Imagine a private school that provides a rigorous prep-school education to some of the lowest–income students in the Philadelphia region – and pays for much of the cost by their students' work with many of the area’s top employers.
That’s the unique business model at work in the Cristo Rey Philadelphia High School in North Philadelphia.
In the process, the school’s 450 students network, learn workplace skills and job readiness.
And, in return, every student who completes high school gets accepted to a college.
Students attend the independent Catholic school, which is open to all faiths, in the Logan section of the city four days a week.
The other day of the work week they work for an all-star lineup of about 90 top employers, non-profits and government agencies, including Comcast, GlaxoSmithKline, Wawa, the zoo, the Philadelphia Police Department and the mayor’s office.
Some of the companies, such as Independence Blue Cross, fund not just their own jobs, but also pick up the costs for non-profits and government agencies to "hire" the students.
The wages earned by the students in these jobs pay for 65 percent of the $12,500 per student cost of tuition, explains founder and president John McConnell.
The rest of the cost of tuition comes from a small buy-in from the families of the students – about $1,000 per student, but sometimes less – as well as fund raising and tax credits.
Cristo Rey is part of a network of independent Catholic high schools that began in Chicago in 1995, says McConnell.
The schools are the creation of a Jesuit priest who taught for decades in Peru before being called home to a find a solution to a need for a college prep school in a poor section of that city, and no means to fund it.
The first Cristo Rey school opened a year later. In 2001, the plan to expand the model began, with the Philadelphia school opening four years ago.
There are about 25 Cristo Rey schools now; the organization hopes to have 40 within another five years.
“I’m confident every one of our graduates will get into college. And what’s more, they stay in college at a rate twice that of their peers,” says McConnell.
He attributes that statistic to the confidence and mentorship that come with students working in real-world situations.
But all is not serious adult drudgery at the work-oriented high school.
Wednesday was billed as “Signing Day” at the school, part pep rally, part mock sports team draft day, matching up the students and the organizations where they will work.
There were pictures, videos, T-shirts, a drum line and dancers. The students entered the assembly through a tunnel formed by the outstretched hands of their employers.
One of the students was Essence Battle, a 15-year-old sophomore thrilled to return for a second year at Communications Media Inc., a pharmaceutical messaging company.
Battle worked at the company’s Pennsauken location last year in the accounting department.
Now she wants to move to New Jersey after going to college to become either a lawyer or accountant. She doesn’t think that would have been possible before attending the school.

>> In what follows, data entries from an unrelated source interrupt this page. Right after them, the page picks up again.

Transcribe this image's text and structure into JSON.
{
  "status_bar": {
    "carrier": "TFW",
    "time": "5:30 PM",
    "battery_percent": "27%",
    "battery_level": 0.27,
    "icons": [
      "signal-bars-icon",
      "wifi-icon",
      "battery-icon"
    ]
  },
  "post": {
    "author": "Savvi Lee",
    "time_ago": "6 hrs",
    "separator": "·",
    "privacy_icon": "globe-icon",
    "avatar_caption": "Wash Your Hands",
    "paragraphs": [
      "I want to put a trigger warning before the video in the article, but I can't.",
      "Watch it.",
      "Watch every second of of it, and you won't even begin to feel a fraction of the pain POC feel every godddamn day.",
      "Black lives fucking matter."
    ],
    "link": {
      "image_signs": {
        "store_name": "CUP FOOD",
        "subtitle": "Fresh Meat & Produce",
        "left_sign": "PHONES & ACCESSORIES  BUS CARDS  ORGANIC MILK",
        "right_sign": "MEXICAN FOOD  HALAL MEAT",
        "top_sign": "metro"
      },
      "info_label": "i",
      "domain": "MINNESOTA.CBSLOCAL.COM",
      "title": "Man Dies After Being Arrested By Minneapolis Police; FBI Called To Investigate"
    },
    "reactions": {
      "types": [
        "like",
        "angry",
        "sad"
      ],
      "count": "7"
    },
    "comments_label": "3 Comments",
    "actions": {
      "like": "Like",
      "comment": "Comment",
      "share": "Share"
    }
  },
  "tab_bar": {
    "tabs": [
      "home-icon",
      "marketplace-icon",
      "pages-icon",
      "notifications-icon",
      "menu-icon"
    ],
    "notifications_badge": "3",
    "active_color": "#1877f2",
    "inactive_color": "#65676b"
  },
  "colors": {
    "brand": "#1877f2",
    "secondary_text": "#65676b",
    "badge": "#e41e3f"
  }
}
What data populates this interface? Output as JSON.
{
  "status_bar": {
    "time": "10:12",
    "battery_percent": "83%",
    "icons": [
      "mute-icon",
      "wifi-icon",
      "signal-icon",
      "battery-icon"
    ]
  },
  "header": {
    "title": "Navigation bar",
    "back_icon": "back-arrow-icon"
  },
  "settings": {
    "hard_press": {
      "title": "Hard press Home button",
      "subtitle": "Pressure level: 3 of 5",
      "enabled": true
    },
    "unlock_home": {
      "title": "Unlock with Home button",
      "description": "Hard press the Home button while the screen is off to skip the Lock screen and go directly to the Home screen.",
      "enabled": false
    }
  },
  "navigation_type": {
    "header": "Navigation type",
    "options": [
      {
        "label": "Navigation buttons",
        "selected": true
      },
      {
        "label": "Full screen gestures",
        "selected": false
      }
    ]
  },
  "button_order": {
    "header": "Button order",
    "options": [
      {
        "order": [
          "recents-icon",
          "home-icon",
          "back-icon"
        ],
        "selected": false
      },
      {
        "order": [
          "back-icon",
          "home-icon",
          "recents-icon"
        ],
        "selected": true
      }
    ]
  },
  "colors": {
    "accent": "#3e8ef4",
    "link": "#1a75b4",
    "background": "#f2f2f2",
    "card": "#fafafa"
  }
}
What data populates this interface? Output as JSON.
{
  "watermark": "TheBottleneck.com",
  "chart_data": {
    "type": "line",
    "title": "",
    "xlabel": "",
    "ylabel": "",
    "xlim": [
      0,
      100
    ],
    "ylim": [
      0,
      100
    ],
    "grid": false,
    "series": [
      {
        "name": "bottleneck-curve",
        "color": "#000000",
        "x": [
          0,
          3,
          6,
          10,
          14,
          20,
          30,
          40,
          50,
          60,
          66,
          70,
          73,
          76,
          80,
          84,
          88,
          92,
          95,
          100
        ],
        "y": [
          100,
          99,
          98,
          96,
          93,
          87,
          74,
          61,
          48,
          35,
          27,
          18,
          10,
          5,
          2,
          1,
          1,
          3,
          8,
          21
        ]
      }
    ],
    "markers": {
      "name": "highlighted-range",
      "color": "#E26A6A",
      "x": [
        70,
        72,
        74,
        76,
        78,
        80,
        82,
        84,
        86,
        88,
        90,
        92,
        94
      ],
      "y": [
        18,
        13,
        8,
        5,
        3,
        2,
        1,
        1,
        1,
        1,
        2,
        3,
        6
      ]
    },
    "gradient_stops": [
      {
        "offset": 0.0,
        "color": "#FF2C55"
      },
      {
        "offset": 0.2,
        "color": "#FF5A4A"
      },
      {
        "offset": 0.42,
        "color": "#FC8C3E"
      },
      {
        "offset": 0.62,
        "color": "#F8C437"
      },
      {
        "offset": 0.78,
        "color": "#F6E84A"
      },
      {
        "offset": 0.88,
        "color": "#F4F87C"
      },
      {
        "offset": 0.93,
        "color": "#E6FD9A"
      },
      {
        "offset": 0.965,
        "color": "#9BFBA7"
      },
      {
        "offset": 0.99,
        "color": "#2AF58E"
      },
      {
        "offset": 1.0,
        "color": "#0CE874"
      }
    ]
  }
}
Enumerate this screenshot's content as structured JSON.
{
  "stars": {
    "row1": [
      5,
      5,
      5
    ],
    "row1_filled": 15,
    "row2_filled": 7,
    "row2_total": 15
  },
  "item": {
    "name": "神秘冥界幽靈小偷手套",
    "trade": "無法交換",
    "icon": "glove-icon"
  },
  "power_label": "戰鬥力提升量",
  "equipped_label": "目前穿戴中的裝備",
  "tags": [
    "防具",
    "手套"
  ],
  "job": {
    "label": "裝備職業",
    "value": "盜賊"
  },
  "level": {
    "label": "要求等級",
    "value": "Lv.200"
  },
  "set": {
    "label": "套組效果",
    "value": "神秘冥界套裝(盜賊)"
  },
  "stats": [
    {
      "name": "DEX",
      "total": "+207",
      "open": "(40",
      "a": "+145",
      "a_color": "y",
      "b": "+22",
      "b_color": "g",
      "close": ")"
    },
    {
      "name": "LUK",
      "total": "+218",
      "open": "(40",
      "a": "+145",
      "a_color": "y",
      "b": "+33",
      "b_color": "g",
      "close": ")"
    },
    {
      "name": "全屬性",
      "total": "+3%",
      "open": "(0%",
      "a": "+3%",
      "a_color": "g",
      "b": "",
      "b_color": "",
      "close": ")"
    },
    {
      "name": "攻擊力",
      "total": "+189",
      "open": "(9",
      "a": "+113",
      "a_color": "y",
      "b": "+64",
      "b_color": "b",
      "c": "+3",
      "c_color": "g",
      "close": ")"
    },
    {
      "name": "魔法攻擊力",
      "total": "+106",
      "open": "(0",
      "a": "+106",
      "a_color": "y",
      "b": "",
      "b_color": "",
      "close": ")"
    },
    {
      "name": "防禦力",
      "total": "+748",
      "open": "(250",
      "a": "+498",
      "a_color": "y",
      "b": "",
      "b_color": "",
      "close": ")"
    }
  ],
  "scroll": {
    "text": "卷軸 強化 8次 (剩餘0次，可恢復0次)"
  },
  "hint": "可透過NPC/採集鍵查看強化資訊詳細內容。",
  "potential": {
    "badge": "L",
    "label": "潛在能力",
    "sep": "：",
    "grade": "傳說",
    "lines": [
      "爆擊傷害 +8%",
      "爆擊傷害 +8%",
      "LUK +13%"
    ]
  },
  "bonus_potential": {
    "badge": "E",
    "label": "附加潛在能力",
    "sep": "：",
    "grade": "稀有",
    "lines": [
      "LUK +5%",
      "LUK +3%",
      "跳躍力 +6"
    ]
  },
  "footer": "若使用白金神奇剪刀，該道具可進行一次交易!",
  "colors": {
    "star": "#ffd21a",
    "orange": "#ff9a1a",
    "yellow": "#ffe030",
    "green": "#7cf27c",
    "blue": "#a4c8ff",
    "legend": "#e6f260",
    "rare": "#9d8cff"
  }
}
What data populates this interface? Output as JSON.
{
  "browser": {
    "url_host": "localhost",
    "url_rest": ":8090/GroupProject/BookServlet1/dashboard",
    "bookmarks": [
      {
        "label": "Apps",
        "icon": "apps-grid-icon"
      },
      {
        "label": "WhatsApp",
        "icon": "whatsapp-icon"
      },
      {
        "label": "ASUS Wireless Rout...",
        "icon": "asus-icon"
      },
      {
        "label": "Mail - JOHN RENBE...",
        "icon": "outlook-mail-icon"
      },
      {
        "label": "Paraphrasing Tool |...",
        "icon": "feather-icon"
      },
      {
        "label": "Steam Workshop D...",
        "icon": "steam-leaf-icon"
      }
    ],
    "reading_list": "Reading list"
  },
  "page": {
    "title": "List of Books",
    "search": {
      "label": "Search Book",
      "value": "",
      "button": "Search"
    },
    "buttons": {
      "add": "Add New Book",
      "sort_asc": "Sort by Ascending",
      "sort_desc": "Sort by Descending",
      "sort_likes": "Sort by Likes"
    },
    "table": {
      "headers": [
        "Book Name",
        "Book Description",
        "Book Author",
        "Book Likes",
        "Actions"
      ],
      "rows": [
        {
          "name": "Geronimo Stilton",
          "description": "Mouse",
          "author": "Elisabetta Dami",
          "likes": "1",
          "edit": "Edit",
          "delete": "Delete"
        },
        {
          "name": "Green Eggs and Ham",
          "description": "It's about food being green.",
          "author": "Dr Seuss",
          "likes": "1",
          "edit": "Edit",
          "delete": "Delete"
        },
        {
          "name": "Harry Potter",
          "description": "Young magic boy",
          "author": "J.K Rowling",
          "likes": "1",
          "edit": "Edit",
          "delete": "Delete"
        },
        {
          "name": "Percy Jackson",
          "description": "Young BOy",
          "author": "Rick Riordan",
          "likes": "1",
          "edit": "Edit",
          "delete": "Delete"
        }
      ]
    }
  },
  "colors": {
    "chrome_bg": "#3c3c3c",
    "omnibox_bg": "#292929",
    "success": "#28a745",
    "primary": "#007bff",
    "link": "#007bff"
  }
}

Destiny Epps, a 14-year-old freshman from North Philly, will work in CMI’s human relations office in Center City.
The job skills program led her to choose Cristo Rey for high school, she says.
CMI’s chief financial officer, John Donovan, said the company’s founder, Stan Woodland, grew up in North Philadelphia and felt it was important to give back.
Lakiyah Chambers, the company’s human resources manager, said the experience provides “confidence and energy” for students who may have never ventured outside their neighborhoods.
“That’s the miracle of Cristo Rey,” says McConnell.
“They’ve never been around college educated people. Now they are working in Center City in offices” filled with college-educated employees, and seeing themselves working in those institutions after college, he says.